Eric Thacher of Potsdam, associate professor and executive officer in the Department of Mechanical and Aeronautical Engineering, was awarded the Clarkson University Distinguished Teaching Award during the 110th commencement ceremony on Sunday, May 11.
Created in 1960 as the Excellent Teaching Award and renewed a decade later under a new name, the Distinguished Teaching Award and its $1,500 prize recognize "the importance of superior teaching." Clarkson University alumni nominate candidates with the recipient chosen by a faculty committee.
Thacher joined the faculty of Clarkson in 1980. Throughout his career, he has been a leader in pedagogical initiatives that have had a lasting impact on educational policies and priorities, as well as students, at Clarkson.

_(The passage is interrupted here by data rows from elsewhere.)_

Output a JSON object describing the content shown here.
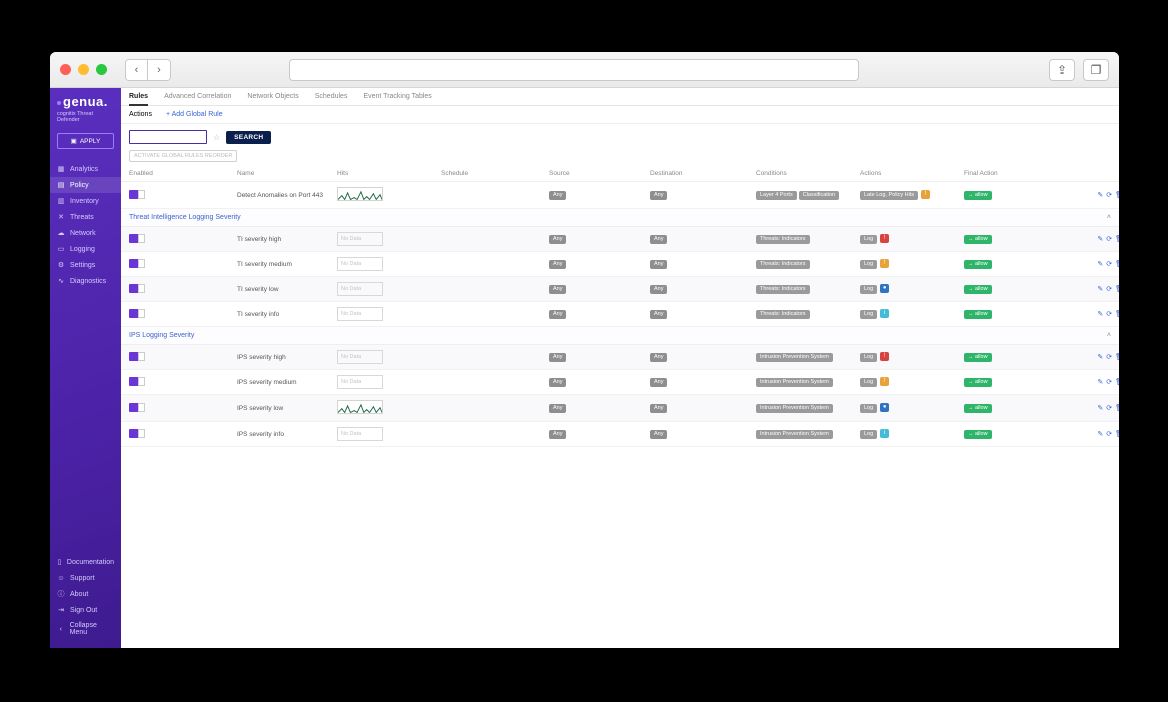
{
  "brand": {
    "name": "genua.",
    "subtitle": "cognitix Threat Defender",
    "apply": "APPLY"
  },
  "sidebar": {
    "items": [
      {
        "icon": "▦",
        "label": "Analytics"
      },
      {
        "icon": "▤",
        "label": "Policy"
      },
      {
        "icon": "▥",
        "label": "Inventory"
      },
      {
        "icon": "✕",
        "label": "Threats"
      },
      {
        "icon": "☁",
        "label": "Network"
      },
      {
        "icon": "▭",
        "label": "Logging"
      },
      {
        "icon": "⚙",
        "label": "Settings"
      },
      {
        "icon": "∿",
        "label": "Diagnostics"
      }
    ],
    "bottom": [
      {
        "icon": "▯",
        "label": "Documentation"
      },
      {
        "icon": "☺",
        "label": "Support"
      },
      {
        "icon": "ⓘ",
        "label": "About"
      },
      {
        "icon": "⇥",
        "label": "Sign Out"
      },
      {
        "icon": "‹",
        "label": "Collapse Menu"
      }
    ]
  },
  "tabs": [
    "Rules",
    "Advanced Correlation",
    "Network Objects",
    "Schedules",
    "Event Tracking Tables"
  ],
  "actionsbar": {
    "actions": "Actions",
    "addGlobal": "+ Add Global Rule"
  },
  "toolbar": {
    "searchPlaceholder": "",
    "searchBtn": "SEARCH",
    "reorder": "ACTIVATE GLOBAL RULES REORDER"
  },
  "columns": [
    "Enabled",
    "Name",
    "Hits",
    "Schedule",
    "Source",
    "Destination",
    "Conditions",
    "Actions",
    "Final Action",
    ""
  ],
  "pillLabels": {
    "any": "Any",
    "nodata": "No Data",
    "finalAllow": "→ allow",
    "log": "Log"
  },
  "groups": [
    {
      "title": "",
      "rows": [
        {
          "enabled": true,
          "name": "Detect Anomalies on Port 443",
          "hits": "spark",
          "source": "Any",
          "dest": "Any",
          "conditions": [
            "Layer 4 Ports",
            "Classification"
          ],
          "actions": [
            "Late Log, Policy Hits"
          ],
          "severity": "m",
          "final": "→ allow"
        }
      ]
    },
    {
      "title": "Threat Intelligence Logging Severity",
      "rows": [
        {
          "enabled": true,
          "name": "TI severity high",
          "hits": "nodata",
          "source": "Any",
          "dest": "Any",
          "conditions": [
            "Threats: Indicators"
          ],
          "actions": [
            "Log"
          ],
          "severity": "h",
          "final": "→ allow"
        },
        {
          "enabled": true,
          "name": "TI severity medium",
          "hits": "nodata",
          "source": "Any",
          "dest": "Any",
          "conditions": [
            "Threats: Indicators"
          ],
          "actions": [
            "Log"
          ],
          "severity": "m",
          "final": "→ allow"
        },
        {
          "enabled": true,
          "name": "TI severity low",
          "hits": "nodata",
          "source": "Any",
          "dest": "Any",
          "conditions": [
            "Threats: Indicators"
          ],
          "actions": [
            "Log"
          ],
          "severity": "l",
          "final": "→ allow"
        },
        {
          "enabled": true,
          "name": "TI severity info",
          "hits": "nodata",
          "source": "Any",
          "dest": "Any",
          "conditions": [
            "Threats: Indicators"
          ],
          "actions": [
            "Log"
          ],
          "severity": "i",
          "final": "→ allow"
        }
      ]
    },
    {
      "title": "IPS Logging Severity",
      "rows": [
        {
          "enabled": true,
          "name": "IPS severity high",
          "hits": "nodata",
          "source": "Any",
          "dest": "Any",
          "conditions": [
            "Intrusion Prevention System"
          ],
          "actions": [
            "Log"
          ],
          "severity": "h",
          "final": "→ allow"
        },
        {
          "enabled": true,
          "name": "IPS severity medium",
          "hits": "nodata",
          "source": "Any",
          "dest": "Any",
          "conditions": [
            "Intrusion Prevention System"
          ],
          "actions": [
            "Log"
          ],
          "severity": "m",
          "final": "→ allow"
        },
        {
          "enabled": true,
          "name": "IPS severity low",
          "hits": "spark",
          "source": "Any",
          "dest": "Any",
          "conditions": [
            "Intrusion Prevention System"
          ],
          "actions": [
            "Log"
          ],
          "severity": "l",
          "final": "→ allow"
        },
        {
          "enabled": true,
          "name": "IPS severity info",
          "hits": "nodata",
          "source": "Any",
          "dest": "Any",
          "conditions": [
            "Intrusion Prevention System"
          ],
          "actions": [
            "Log"
          ],
          "severity": "i",
          "final": "→ allow"
        }
      ]
    }
  ]
}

Thacher was an early proponent of experiential learning, an approach to education that enables students to acquire skills to solve real-life, complex problems. He was instrumental in designing "project-based learning communities" at Clarkson that brought faculty and students together to work in a collaborative environment.
He is the co-founder and chair of the Clarkson Invention Institute, an interdisciplinary committee that selects design projects from proposals submitted from the community.
Thacher was a founder of the Solar Car Project in 1988, and served as its lead mentor for 13 years. He led five Clarkson student teams into Sunrayce competitions, which was a biannual national race for university-constructed solar-powered racing cars. The solar car project is part of Clarkson's award-winning SPEED (Students Projects for Engineering Experience and Design) program that promotes multidisciplinary project based learning opportunities for more than 250 undergraduates annually. SPEED was recognized with the 2001 Boeing Outstanding Educator Award and the 2002 Corporate and Foundation Alliance Award for its exceptional contributions to improving undergraduate engineering education.
Thacher's research interests revolve around alternative energy, including wind energy conversion, photovoltaic energy conversion applications, thermoelectric energy conversion and passive and active solar heating. He has done work on solar-powered vehicles, supervising the development of an integrated method for managing their energy supply, investigating their aerodynamic drag and using meteorological data to predict their solar radiation supply. He has also conducted research on heating buildings by solar energy, and on a method to measure the temperature inside a solar energy cavity receiver with a scanning radiometer.
In 1991 and 2002 he received the Clarkson Commendable Leadership Award, and in 1981 he received the Clarkson Distinguished Adviser Award.